Like all other aspects of China’s space program, its space station will be controlled by China’s People’s Liberation Army (PLA). This means that beyond the expected scientific and commercial activities, China’s space station will have two more important missions.
First, China’s space station will likely perform military surveillance, and even potential combat missions. This is made easier by its modular construction; additional armed modules can be launched under a deceptive guise, again copying the Energia concept that would have also produced an armed MIR station, had the Soviet Communist Party survived into the 1990s.
In the early moments of a conflict with China, the United States and other countries may hesitate to attack a manned Chinese space station, possibly giving the PLA sufficient time to attack U.S. and other satellites, or targets on Earth with kinetic or energy weapons.
China, however, may have little hesitation to attack the manned 15-nation coalition, 417-ton ISS. In September 2008, China’s Shenzhou-7 very likely conducted a simulated interception-attack against the ISS.

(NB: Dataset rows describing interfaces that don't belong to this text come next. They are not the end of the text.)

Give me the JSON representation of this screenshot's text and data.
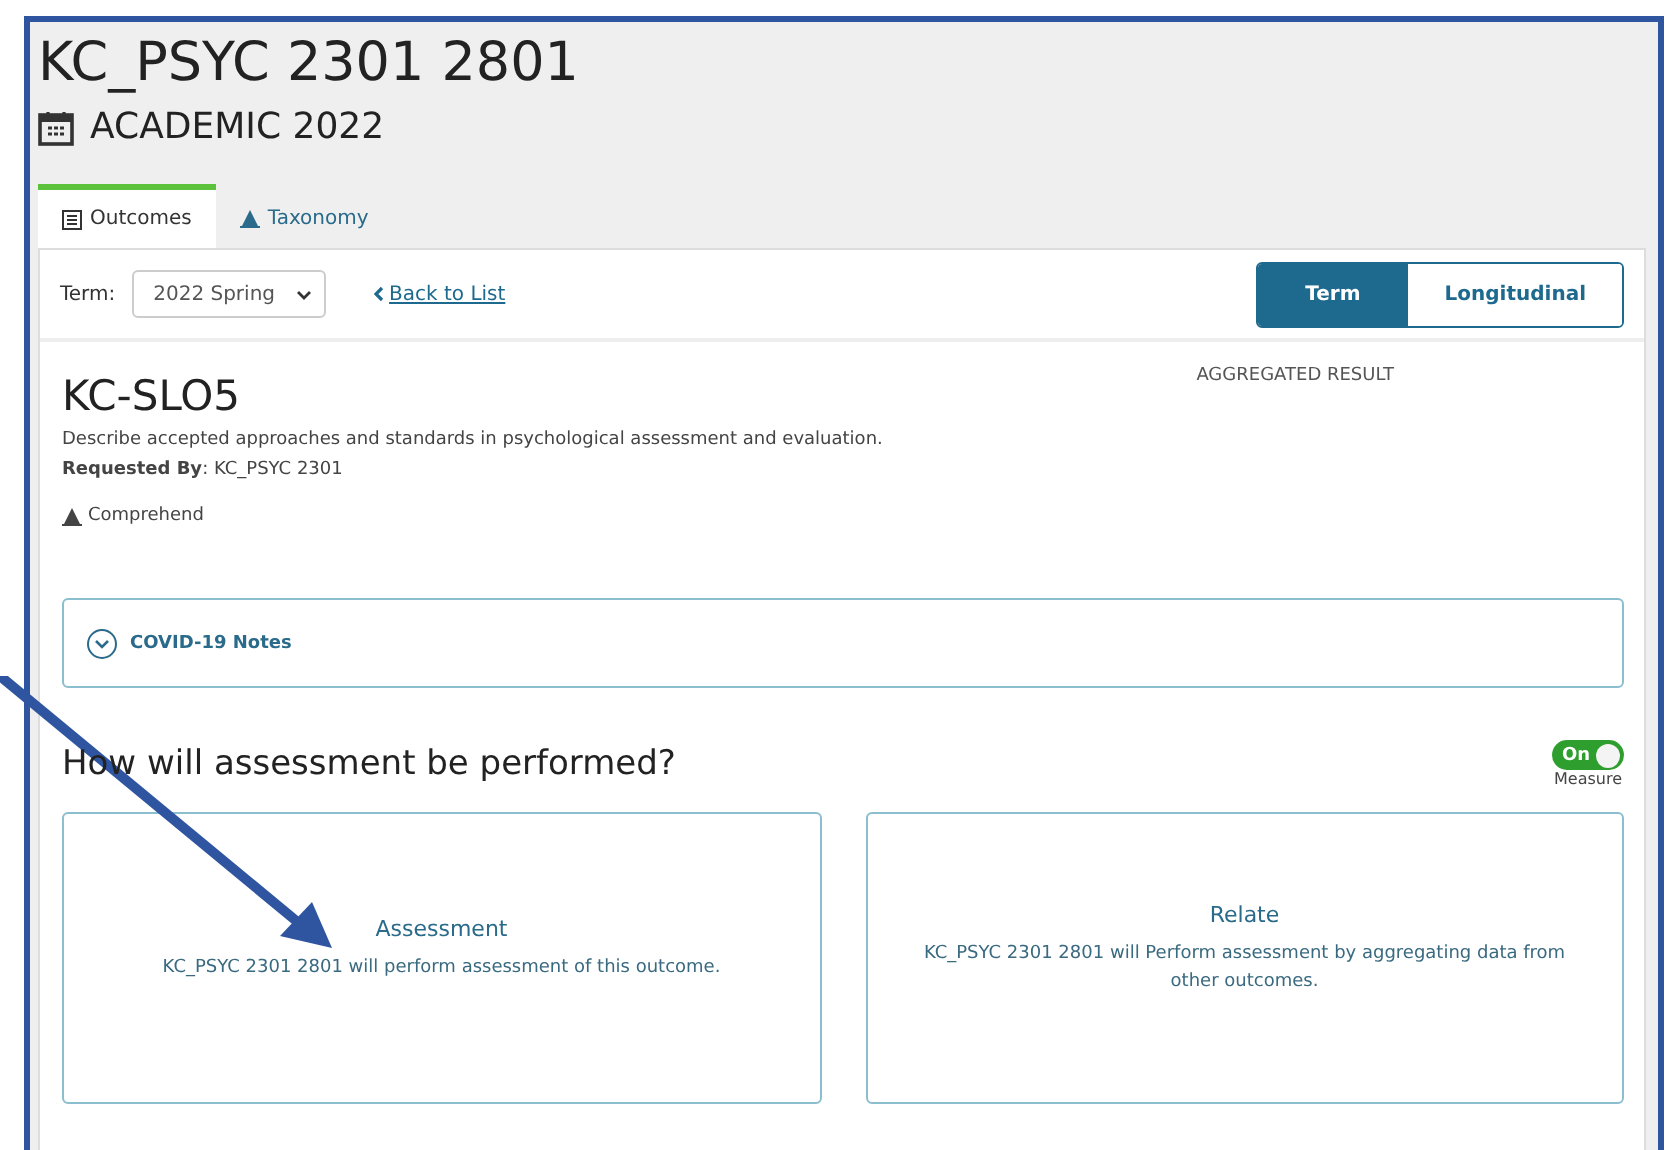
{
  "course": {
    "title": "KC_PSYC 2301 2801",
    "year": "ACADEMIC 2022"
  },
  "tabs": [
    {
      "label": "Outcomes",
      "kind": "list",
      "selected": true
    },
    {
      "label": "Taxonomy",
      "kind": "pyramid",
      "selected": false
    }
  ],
  "toolbar": {
    "term_label": "Term:",
    "term_value": "2022 Spring",
    "back_link": "Back to List",
    "views": [
      {
        "label": "Term",
        "selected": true
      },
      {
        "label": "Longitudinal",
        "selected": false
      }
    ]
  },
  "outcome": {
    "code": "KC-SLO5",
    "description": "Describe accepted approaches and standards in psychological assessment and evaluation.",
    "requested_by": "**Requested By**: KC_PSYC 2301",
    "taxonomy": "Comprehend",
    "aggregated_label": "AGGREGATED RESULT"
  },
  "notes": {
    "label": "COVID-19 Notes",
    "expanded": false
  },
  "assessment": {
    "heading": "How will assessment be performed?",
    "toggle_label": "On",
    "on": true,
    "toggle_caption": "Measure",
    "options": [
      {
        "title": "Assessment",
        "description": "KC_PSYC 2301 2801 will perform assessment of this outcome."
      },
      {
        "title": "Relate",
        "description": "KC_PSYC 2301 2801 will Perform assessment by aggregating data from other outcomes."
      }
    ]
  }
}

Beyond its potential use in wartime, China’s space station will perform a critical political-military mission by serving as the focal point for Chinese recruitment of a space partnership coalition. China will then use such a coalition to normalize its presence on the Moon, which in turn advances its quest for hegemony on Earth.
In 2022, Pakistan expects to launch its first astronaut to the Chinese space station. This will gift Pakistan’s military authoritarian government with a hero who may beat into space India’s first astronauts on their Gaganyaan spacecraft, not expected until the end of 2022 or early 2023. The prospect of such a propaganda “coup” may help Pakistan agree to station Chinese military ships and aircraft at the Chinese-built port of Gwadar, assisting the PLA’s projection into the Indian Ocean, to the Persian Gulf, and to Africa.

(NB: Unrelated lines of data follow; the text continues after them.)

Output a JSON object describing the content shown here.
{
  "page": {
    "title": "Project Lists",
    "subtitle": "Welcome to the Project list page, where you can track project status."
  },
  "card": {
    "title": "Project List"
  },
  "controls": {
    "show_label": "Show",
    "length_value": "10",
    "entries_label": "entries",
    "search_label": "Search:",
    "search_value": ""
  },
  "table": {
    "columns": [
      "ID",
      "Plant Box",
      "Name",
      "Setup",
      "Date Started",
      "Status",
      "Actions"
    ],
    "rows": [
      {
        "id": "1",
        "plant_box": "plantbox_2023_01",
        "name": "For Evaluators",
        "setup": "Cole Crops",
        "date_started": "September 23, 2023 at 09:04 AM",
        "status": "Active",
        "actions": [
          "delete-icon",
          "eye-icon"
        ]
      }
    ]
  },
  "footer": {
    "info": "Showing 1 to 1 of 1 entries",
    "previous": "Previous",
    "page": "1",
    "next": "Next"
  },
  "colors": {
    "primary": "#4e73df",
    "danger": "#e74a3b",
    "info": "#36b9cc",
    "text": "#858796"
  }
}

Possible future Chinese space station visitors from Nigeria, Algeria, Venezuela, and Argentina, countries with either arms sales or space program relationships with China, might then welcome Chinese military access to their strategically located ports.
Countries welcomed aboard its space station become likely candidates for selection to work on China’s future lunar bases. In the 2030s, China may have the intention to rapidly build up to 10 such Moon bases. Having an international crew cohort may be helpful in building political support for any Chinese actions on the moon that may undermine, or run counter to, American and allied lunar objectives or international treaties and agreements.
Success on its LEO space station and then on the moon could enable China to build a network of larger space-based solar power satellites to help achieve energy independence, which could greatly assist China’s quest for hegemony on Earth.
China’s first-generation space station, and the possibility that it will build a much larger second-generation station, puts pressure on Washington to try to sustain the ISS for as long as possible. Since the mid-2000s, Russia has been mulling plans for divorcing some of its modules from the ISS to build a new but smaller Russian space station. India may also have a small space station by the early 2030s.
There has been some enthusiasm for increasingly turning the ISS over to private sector companies and, indeed, they could also build independent small space stations should the ISS not survive the decade. But to sustain its international space coalition, it may be more “profitable” for the United States to continue the Artemis Program to build a large human presence on the moon that involves many allies, partners, and friends.
Richard D. Fisher Jr. is a senior fellow and policy analyst with the International Assessment and Strategy Center.
Views expressed in this article are the opinions of the author and do not necessarily reflect the views of The Epoch Times.